I was struck, however, by the number of times the year 2009 was mentioned. It was as if the FOMC members had already written off 2008 as a lost cause and were looking forward to 2009. Note the following quotes forecasting a weak 2008.

  • "Real GDP was anticipated to increase at a rate noticeably below its potential in 2008."

  • "Conditions in financial markets... were expected to impose more restraint on residential construction as well as consumer and business spending in 2008 than previously expected. In addition, ..., higher oil prices and lower real income were expected to weigh on the pace of real activity throughout 2008 and 2009."

  • "By 2009, however, the staff projected that ... an improvement in mortgage credit availability would lead to a gradual recovery in the housing market. Accordingly, economic activity was expected to increase at its potential rate in 2009."

  • "The forecast for headline PCE inflation anticipated that retail energy prices would rise sharply in the first quarter of 2008 and that food price inflation would outpace core price inflation in the beginning of the year. As pressures from these sources lessened over the remainder of 2008 and in 2009, both core and headline price inflation were projected to edge down, and headline inflation was expected to moderate to a pace slightly below core inflation."

  • "... looking further ahead, participants continued to expect that, aided by an easing in the stance of monetary policy, economic growth would gradually recover as weakness in the housing sector abated and financial conditions improved, allowing the economy to expand at about its trend rate in 2009."

To me it sounds as if the Fed expects this year to be a washout and that the economy won't really get back on track until sometime in 2009. And don't even think about investing in the housing sector until the end of this year at the earliest.

Source: Minutes of the Federal Open Market Committee December 11, 2007

Comments

Popular posts from this blog

Brazil - in a bubble or on a roll?
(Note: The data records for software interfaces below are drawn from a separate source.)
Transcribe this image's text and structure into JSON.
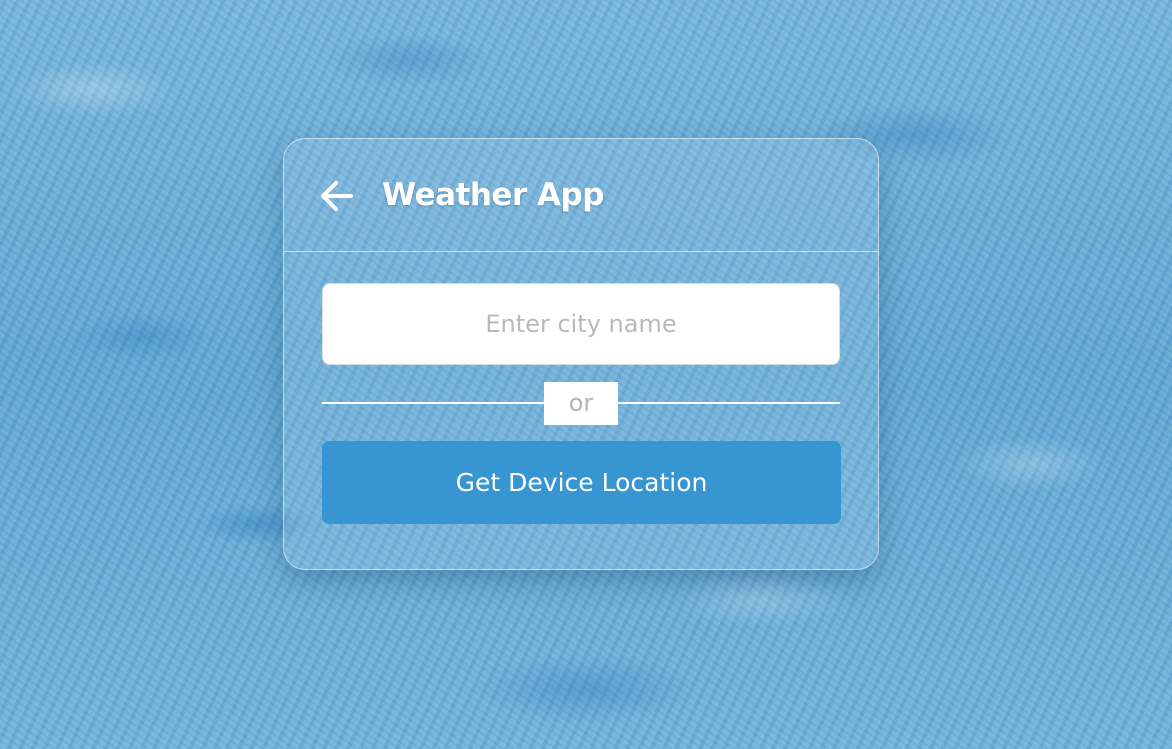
{
  "app": {
    "title": "Weather App",
    "back_icon": "arrow-left-icon"
  },
  "search": {
    "value": "",
    "placeholder": "Enter city name"
  },
  "divider": {
    "label": "or"
  },
  "location": {
    "button_label": "Get Device Location"
  },
  "colors": {
    "accent": "#3796d1",
    "header_text": "#ffffff",
    "placeholder": "#b9b9b9"
  }
}
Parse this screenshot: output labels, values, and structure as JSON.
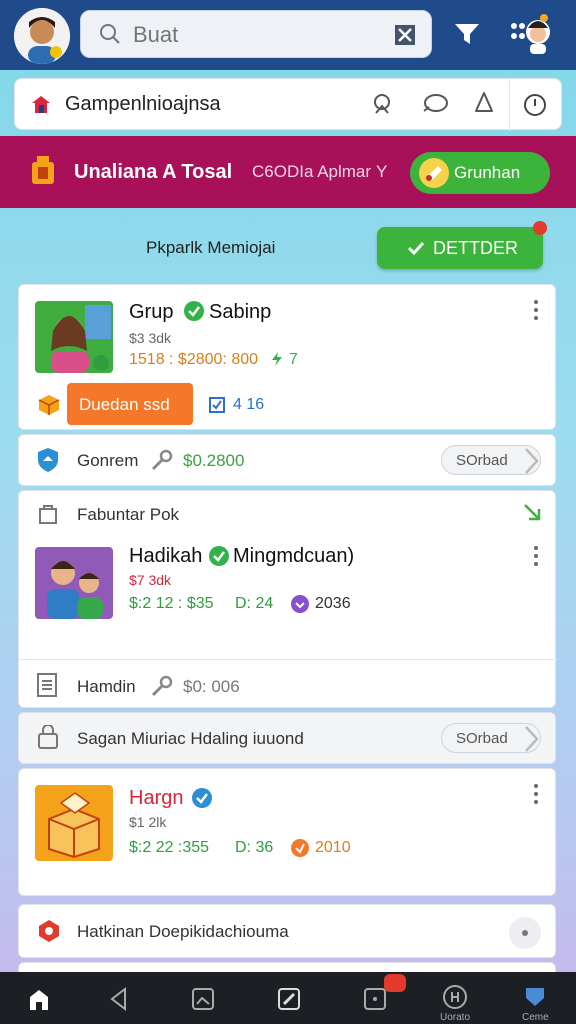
{
  "header": {
    "search_placeholder": "Buat"
  },
  "address": {
    "text": "Gampenlnioajnsa"
  },
  "banner": {
    "title": "Unaliana A Tosal",
    "subtitle": "C6ODIa Aplmar",
    "chevron": "Y",
    "button": "Grunhan"
  },
  "section": {
    "title": "Pkparlk Memiojai",
    "button": "DETTDER"
  },
  "cards": [
    {
      "name": "Grup",
      "verified_name": "Sabinp",
      "price": "$3 3dk",
      "stats": "1518 : $2800: 800",
      "stat_extra": "7",
      "tag": "Duedan ssd",
      "tag_count": "4 16"
    },
    {
      "row_label": "Gonrem",
      "row_value": "$0.2800",
      "pill": "SOrbad"
    },
    {
      "header": "Fabuntar Pok",
      "name": "Hadikah",
      "verified_name": "Mingmdcuan)",
      "price": "$7 3dk",
      "stats_a": "$:2 12 : $35",
      "stats_b": "D: 24",
      "stats_c": "2036",
      "row_label": "Hamdin",
      "row_value": "$0: 006"
    },
    {
      "row_label": "Sagan Miuriac Hdaling iuuond",
      "pill": "SOrbad"
    },
    {
      "name": "Hargn",
      "price": "$1 2lk",
      "stats_a": "$:2 22 :355",
      "stats_b": "D: 36",
      "stats_c": "2010"
    },
    {
      "row_label": "Hatkinan Doepikidachiouma"
    }
  ],
  "bottom_nav": {
    "label_5": "Uorato",
    "label_6": "Ceme"
  },
  "colors": {
    "topbar": "#1f4b8a",
    "banner": "#a8105a",
    "accent_green": "#3cb43c",
    "tag_orange": "#f4772a"
  }
}
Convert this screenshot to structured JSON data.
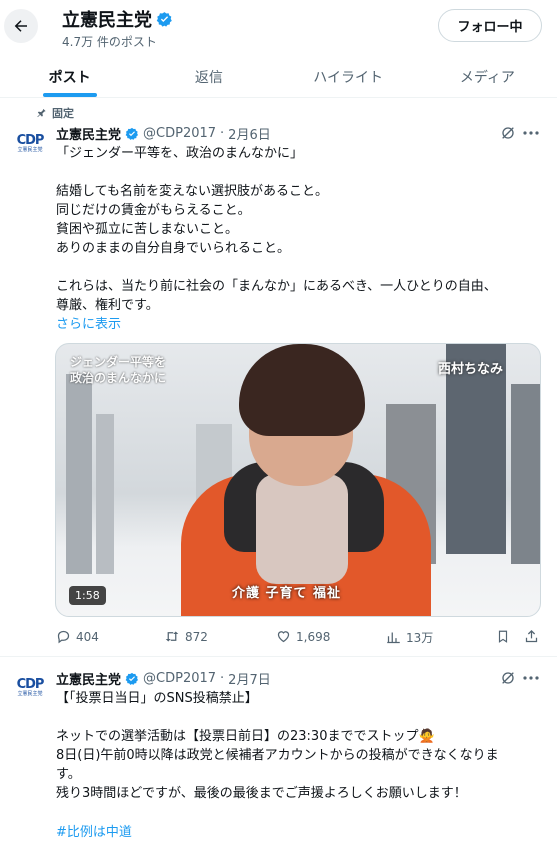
{
  "header": {
    "profile_name": "立憲民主党",
    "post_count": "4.7万 件のポスト",
    "follow_label": "フォロー中"
  },
  "tabs": [
    {
      "label": "ポスト",
      "active": true
    },
    {
      "label": "返信",
      "active": false
    },
    {
      "label": "ハイライト",
      "active": false
    },
    {
      "label": "メディア",
      "active": false
    }
  ],
  "colors": {
    "accent": "#1d9bf0",
    "secondary_text": "#536471",
    "verified": "#1d9bf0"
  },
  "posts": [
    {
      "pinned_label": "固定",
      "author": "立憲民主党",
      "handle": "@CDP2017",
      "separator": "·",
      "date": "2月6日",
      "avatar": {
        "brand": "CDP",
        "sub": "立憲民主党"
      },
      "text": "「ジェンダー平等を、政治のまんなかに」\n\n結婚しても名前を変えない選択肢があること。\n同じだけの賃金がもらえること。\n貧困や孤立に苦しまないこと。\nありのままの自分自身でいられること。\n\nこれらは、当たり前に社会の「まんなか」にあるべき、一人ひとりの自由、\n尊厳、権利です。",
      "show_more": "さらに表示",
      "video": {
        "overlay_title": "ジェンダー平等を\n政治のまんなかに",
        "overlay_name": "西村ちなみ",
        "caption": "介護 子育て 福祉",
        "duration": "1:58"
      },
      "stats": {
        "replies": "404",
        "reposts": "872",
        "likes": "1,698",
        "views": "13万"
      }
    },
    {
      "author": "立憲民主党",
      "handle": "@CDP2017",
      "separator": "·",
      "date": "2月7日",
      "avatar": {
        "brand": "CDP",
        "sub": "立憲民主党"
      },
      "text": "【「投票日当日」のSNS投稿禁止】\n\nネットでの選挙活動は【投票日前日】の23:30まででストップ🙅\n8日(日)午前0時以降は政党と候補者アカウントからの投稿ができなくなりま\nす。\n残り3時間ほどですが、最後の最後までご声援よろしくお願いします！",
      "hashtag": "#比例は中道"
    }
  ]
}
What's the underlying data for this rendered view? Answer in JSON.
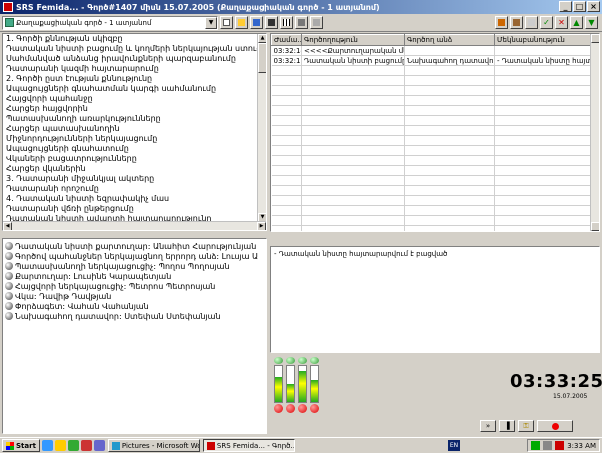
{
  "window": {
    "title": "SRS Femida... - Գործ#1407 միսն 15.07.2005 (Քաղաքացիական գործ - 1 ատյանոմ)",
    "controls": [
      "_",
      "□",
      "×"
    ]
  },
  "toolbar": {
    "case_type_selected": "Քաղաքացիական գործ - 1 ատյանոմ"
  },
  "agenda": {
    "items": [
      "1. Գործի քննության սկիզբը",
      "Դատական նիստի բացումը և կողմերի ներկայության ստուգումը",
      "Սահմանված անձանց իրավունքների պարզաբանումը",
      "Դատարանի կազմի հայտարարումը",
      "2. Գործի ըստ էության քննությունը",
      "Ապացույցների գնահատման կարգի սահմանումը",
      "Հայցվորի պահանջը",
      "Հարցեր հայցվորին",
      "Պատասխանողի առարկությունները",
      "Հարցեր պատասխանողին",
      "Միջնորդությունների ներկայացումը",
      "Ապացույցների գնահատումը",
      "Վկաների բացատրությունները",
      "Հարցեր վկաներին",
      "3. Դատարանի միջանկյալ ակտերը",
      "Դատարանի որոշումը",
      "4. Դատական նիստի եզրափակիչ մաս",
      "Դատարանի վճռի ընթերցումը",
      "Դատական նիստի ավարտի հայտարարությունը"
    ]
  },
  "speakers": {
    "items": [
      "Դատական նիստի քարտուղար: Անահիտ Հարությունյան",
      "Գործով պահանջներ ներկայացնող երրորդ անձ: Լուսյա Ա",
      "Պատասխանողի ներկայացուցիչ: Պողոս Պողոսյան",
      "Քարտուղար: Լուսինե Կարապետյան",
      "Հայցվորի ներկայացուցիչ: Պետրոս Պետրոսյան",
      "Վկա: Դավիթ Դավթյան",
      "Փորձագետ: Վահան Վահանյան",
      "Նախագահող դատավոր: Ստեփան Ստեփանյան"
    ]
  },
  "log": {
    "columns": [
      "Ժամա...",
      "Գործողություն",
      "Գործող անձ",
      "Մեկնաբանություն"
    ],
    "rows": [
      [
        "03:32:14",
        "<<<<Քարտուղարական մեկնաբանություն>>>",
        "",
        ""
      ],
      [
        "03:32:18",
        "Դատական նիստի բացումը...",
        "Նախագահող դատավոր...",
        "- Դատական նիստը հայտարարվում է..."
      ]
    ],
    "empty_rows": 17
  },
  "note": {
    "text": "- Դատական նիստը հայտարարվում է բացված"
  },
  "meters": {
    "levels": [
      0.7,
      0.5,
      0.85,
      0.6
    ]
  },
  "clock": {
    "time": "03:33:25",
    "date": "15.07.2005"
  },
  "taskbar": {
    "start_label": "Start",
    "tasks": [
      {
        "label": "Pictures - Microsoft Word",
        "active": false
      },
      {
        "label": "SRS Femida... - Գործ...",
        "active": true
      }
    ],
    "lang": "EN",
    "time": "3:33 AM"
  },
  "colors": {
    "title_start": "#0a246a",
    "title_end": "#a6caf0",
    "record": "#e00000",
    "meter": "#22aa22"
  }
}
A couple of years ago, no one recognized the real estate bubble even though it was under everyone's nose. Now, analysts and bloggers are seeing bubbles everywhere they look. One of them, they say is in Brazil whose Bovespa stock market index has doubled in the last 12 months. Does the bubble accusation hold water? I don't think so and here are 7 reasons why Brazil is by no means a bubble economy: Exports have held up over the past year thanks to demand from China for Brazil's soya exports and iron ore. This was helped by the the Brazilian government's drive to improve trade links with Asia and Africa. Export diversification, spurred by a more active trade policy and increased focus on "south-south" trade under current president Lula, helped mitigate the decline in demand from OECD (Organization for Economic Co-operation and Development) countries A "sensible" economic framework has been in place since the 1990's. This has included inflation

Unlock Stock Market Profits - Key #1

This is the first in an ongoing series of articles where I discuss what I feel are keys to successful investing. It is based on a post that provides a summary of the ten keys that individual investors should use to identify profitable stock trades. ( Click here to read the original post ) There are two basic steps to investing. First, you need to find stocks that seem to have some potential. Then you have to determine whether these stocks are actually good investments. There are many stocks that at first glance look interesting, but further research reveals that there are too many negatives to warrant taking a position. This first post in the series starts at the beginning: getting good investment ideas. Key #1: If something special is happening to a stock, it will be reflected in some kind of unusual activity in the markets. As individual investors, we will never be the first to know; however, unusual activity can be an early sign that allows us to follow the Wall Street professional

Unlock Stock Market Profits - Key #4

This is the fourth article in a series of posts describing 10 tools to help you identify and evaluate good investing ideas. It is based on a post that provides a summary of the ten keys that individual investors should use to identify profitable stock trades. ( Click here to read the original post ) With this fourth post, we will continue another step along the path of finding stocks that seem to have some potential. The first post in the series discussed how to use unusual activity to identify investing ideas. The second post described how to use stock screeners. The third post described how to use lists of new highs and new lows. This post will focus on identifying social or business trends in order to find investing ideas. Information on new trends might turn up anywhere. In conversation with friends or business associates, in newspapers or magazines, on TV or though your work. The key is to be aware of trends and how they start, stop or change. We'll start by describing what